Greenland is considered by many to be one of the major keys to climate change. Changes in Greenland, like much of the Arctic, are an indication of the extent of climate change year to year. Greenland is also a major contributor to global sea rises and would contribute at least twenty-three feet to overall levels if the island were to melt entirely.
Recently scientists have indicated that there are not nearly enough scientists to go around in order to track all the aspects of climate data needed in Greenland. But data does continue to be attained, data which points to increasing pressures on Greenland due to climate change. These pressures have increased significantly in the past decade, an aspect which considerably concerns those tracking the impacts.
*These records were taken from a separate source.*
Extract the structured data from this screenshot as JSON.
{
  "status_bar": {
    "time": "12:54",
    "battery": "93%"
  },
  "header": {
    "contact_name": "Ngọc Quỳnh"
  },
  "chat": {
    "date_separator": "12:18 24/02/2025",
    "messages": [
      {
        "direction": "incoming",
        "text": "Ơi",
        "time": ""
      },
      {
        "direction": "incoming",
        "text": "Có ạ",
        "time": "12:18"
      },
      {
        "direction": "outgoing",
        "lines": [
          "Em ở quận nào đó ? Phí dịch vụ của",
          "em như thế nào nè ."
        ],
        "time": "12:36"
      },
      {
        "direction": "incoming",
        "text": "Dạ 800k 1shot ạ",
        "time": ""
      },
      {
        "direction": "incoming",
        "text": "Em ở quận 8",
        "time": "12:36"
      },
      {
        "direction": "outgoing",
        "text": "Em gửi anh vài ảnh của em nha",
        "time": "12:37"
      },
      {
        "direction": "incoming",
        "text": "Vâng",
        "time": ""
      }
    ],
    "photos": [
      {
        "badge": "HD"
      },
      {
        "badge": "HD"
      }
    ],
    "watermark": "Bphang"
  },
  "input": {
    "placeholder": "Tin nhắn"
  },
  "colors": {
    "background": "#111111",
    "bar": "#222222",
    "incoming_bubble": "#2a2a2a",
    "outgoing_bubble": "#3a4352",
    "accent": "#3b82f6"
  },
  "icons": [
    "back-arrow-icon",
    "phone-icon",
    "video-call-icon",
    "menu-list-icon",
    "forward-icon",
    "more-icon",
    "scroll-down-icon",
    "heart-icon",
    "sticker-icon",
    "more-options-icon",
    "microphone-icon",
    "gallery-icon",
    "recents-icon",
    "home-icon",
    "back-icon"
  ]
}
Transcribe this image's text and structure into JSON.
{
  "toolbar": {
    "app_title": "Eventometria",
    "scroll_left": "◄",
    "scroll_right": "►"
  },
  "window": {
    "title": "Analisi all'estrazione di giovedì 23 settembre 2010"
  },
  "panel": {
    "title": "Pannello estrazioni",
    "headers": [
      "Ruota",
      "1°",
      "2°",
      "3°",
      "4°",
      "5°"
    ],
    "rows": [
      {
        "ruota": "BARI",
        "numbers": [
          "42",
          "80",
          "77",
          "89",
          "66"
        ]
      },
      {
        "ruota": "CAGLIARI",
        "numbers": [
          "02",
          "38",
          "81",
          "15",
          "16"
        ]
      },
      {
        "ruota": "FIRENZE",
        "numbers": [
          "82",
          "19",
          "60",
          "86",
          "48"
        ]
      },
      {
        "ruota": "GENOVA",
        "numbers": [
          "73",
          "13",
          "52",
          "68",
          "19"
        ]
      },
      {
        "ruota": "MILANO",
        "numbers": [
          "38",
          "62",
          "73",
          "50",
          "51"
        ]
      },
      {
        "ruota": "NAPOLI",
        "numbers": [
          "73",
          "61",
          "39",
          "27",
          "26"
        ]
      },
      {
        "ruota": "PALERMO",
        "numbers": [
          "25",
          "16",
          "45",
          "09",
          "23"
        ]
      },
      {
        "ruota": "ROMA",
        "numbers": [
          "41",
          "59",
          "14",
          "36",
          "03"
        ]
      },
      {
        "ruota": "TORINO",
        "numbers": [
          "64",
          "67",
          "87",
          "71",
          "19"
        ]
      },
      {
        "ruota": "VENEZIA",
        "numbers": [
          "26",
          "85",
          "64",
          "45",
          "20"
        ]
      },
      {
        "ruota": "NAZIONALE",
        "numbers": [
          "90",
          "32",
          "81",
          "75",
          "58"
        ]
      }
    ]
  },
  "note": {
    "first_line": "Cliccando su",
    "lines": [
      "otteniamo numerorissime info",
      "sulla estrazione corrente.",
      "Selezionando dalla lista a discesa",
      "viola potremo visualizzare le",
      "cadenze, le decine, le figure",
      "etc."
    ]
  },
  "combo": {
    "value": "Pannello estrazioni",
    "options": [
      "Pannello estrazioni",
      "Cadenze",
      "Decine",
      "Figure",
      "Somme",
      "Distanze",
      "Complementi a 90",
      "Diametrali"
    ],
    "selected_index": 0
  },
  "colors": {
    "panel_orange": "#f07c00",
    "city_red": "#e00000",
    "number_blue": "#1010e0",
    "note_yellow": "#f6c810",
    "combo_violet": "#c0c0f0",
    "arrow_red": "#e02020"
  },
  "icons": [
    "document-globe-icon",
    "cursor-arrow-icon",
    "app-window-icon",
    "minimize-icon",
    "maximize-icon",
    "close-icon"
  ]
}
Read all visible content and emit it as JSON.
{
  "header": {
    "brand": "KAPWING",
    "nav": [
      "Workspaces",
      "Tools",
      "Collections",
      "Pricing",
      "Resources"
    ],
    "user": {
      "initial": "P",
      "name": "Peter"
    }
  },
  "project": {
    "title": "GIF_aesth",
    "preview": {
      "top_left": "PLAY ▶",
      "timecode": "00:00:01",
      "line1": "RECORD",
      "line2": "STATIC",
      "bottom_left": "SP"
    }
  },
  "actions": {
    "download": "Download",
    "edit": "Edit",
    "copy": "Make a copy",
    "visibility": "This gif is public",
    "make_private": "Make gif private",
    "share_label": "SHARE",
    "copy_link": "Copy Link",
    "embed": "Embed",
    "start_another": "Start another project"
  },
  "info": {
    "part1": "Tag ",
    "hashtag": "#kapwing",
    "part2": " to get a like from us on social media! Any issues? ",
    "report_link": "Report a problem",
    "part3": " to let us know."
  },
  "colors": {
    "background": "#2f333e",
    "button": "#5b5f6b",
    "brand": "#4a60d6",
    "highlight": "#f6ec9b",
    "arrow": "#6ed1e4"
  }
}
According to researchers, both 2010 and 2011 have seen massive melting from Greenland’s glaciers. Researchers in 2010 found the melt was a record and in 2011 the record was set once more. While the researchers have yet to publish their findings, although it is planned, their findings were recently made available.
The researchers findings revolved around measurements on the Mittivakkat glacier, although other glaciers in Greenland, both large and small, have similar findings. Mass loss data collecting techniques involve measuring the amount of ice which has melted using a stake which is placed in the ground prior to melt. This is essentially a technique opposite of that to measure how much snow has fallen.
The final measurements by researchers are made in August. In 2010, the amount of ice level lost was about seven feet. In 2010 this was approximately two percent of the entire glacier volume, at the time the loss was a record. However, the recent measurements by researchers have indicated that there was a loss of approximately eight feet, which is considerably more when the entire glacier is taken into consideration.
One of the researchers, Edward Hanna, stated: “Our fieldwork results are a key indication of the rapid changes now being seen in and around Greenland, which are evident not just on this glacier but also on many surrounding small glaciers. It’s clear that this is now a very dynamic environment in terms of its response and mass wastage to ongoing climate change.”
Hanna also noted a few of the potential impacts of the increased melting: “The retreat of these small glaciers also makes the nearby Greenland Ice Sheet more vulnerable to further summer warming. There could also be an effect on North Atlantic Ocean circulation and weather patterns through melting so much extra ice.” In addition, changes in gravity have been noted surrounding melting glaciers.